§ **Work instruction**:
Return the lines of the data below in which the string "icon" occurs.

§ **Source information**:
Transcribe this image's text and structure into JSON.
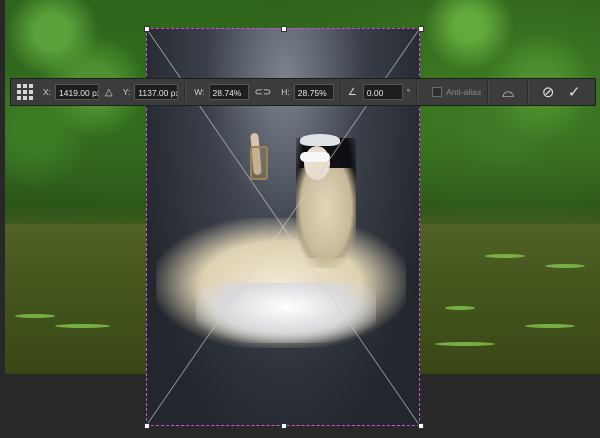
{
  "options_bar": {
    "reference_point_icon": "reference-point-grid-icon",
    "x_label": "X:",
    "x_value": "1419.00 px",
    "delta_icon": "relative-position-triangle-icon",
    "y_label": "Y:",
    "y_value": "1137.00 px",
    "w_label": "W:",
    "w_value": "28.74%",
    "link_icon": "chain-link-icon",
    "h_label": "H:",
    "h_value": "28.75%",
    "angle_icon": "angle-icon",
    "angle_value": "0.00",
    "degree_symbol": "°",
    "antialias_label": "Anti-alias",
    "warp_icon": "warp-mode-icon",
    "cancel_icon": "cancel-transform-icon",
    "commit_icon": "commit-transform-checkmark-icon"
  },
  "colors": {
    "transform_frame": "#d44fd8",
    "toolbar_bg": "#3c3c3c",
    "canvas_bg": "#282828"
  }
}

§ **Answer box**:
    "reference_point_icon": "reference-point-grid-icon",
    "delta_icon": "relative-position-triangle-icon",
    "link_icon": "chain-link-icon",
    "angle_icon": "angle-icon",
    "warp_icon": "warp-mode-icon",
    "cancel_icon": "cancel-transform-icon",
    "commit_icon": "commit-transform-checkmark-icon"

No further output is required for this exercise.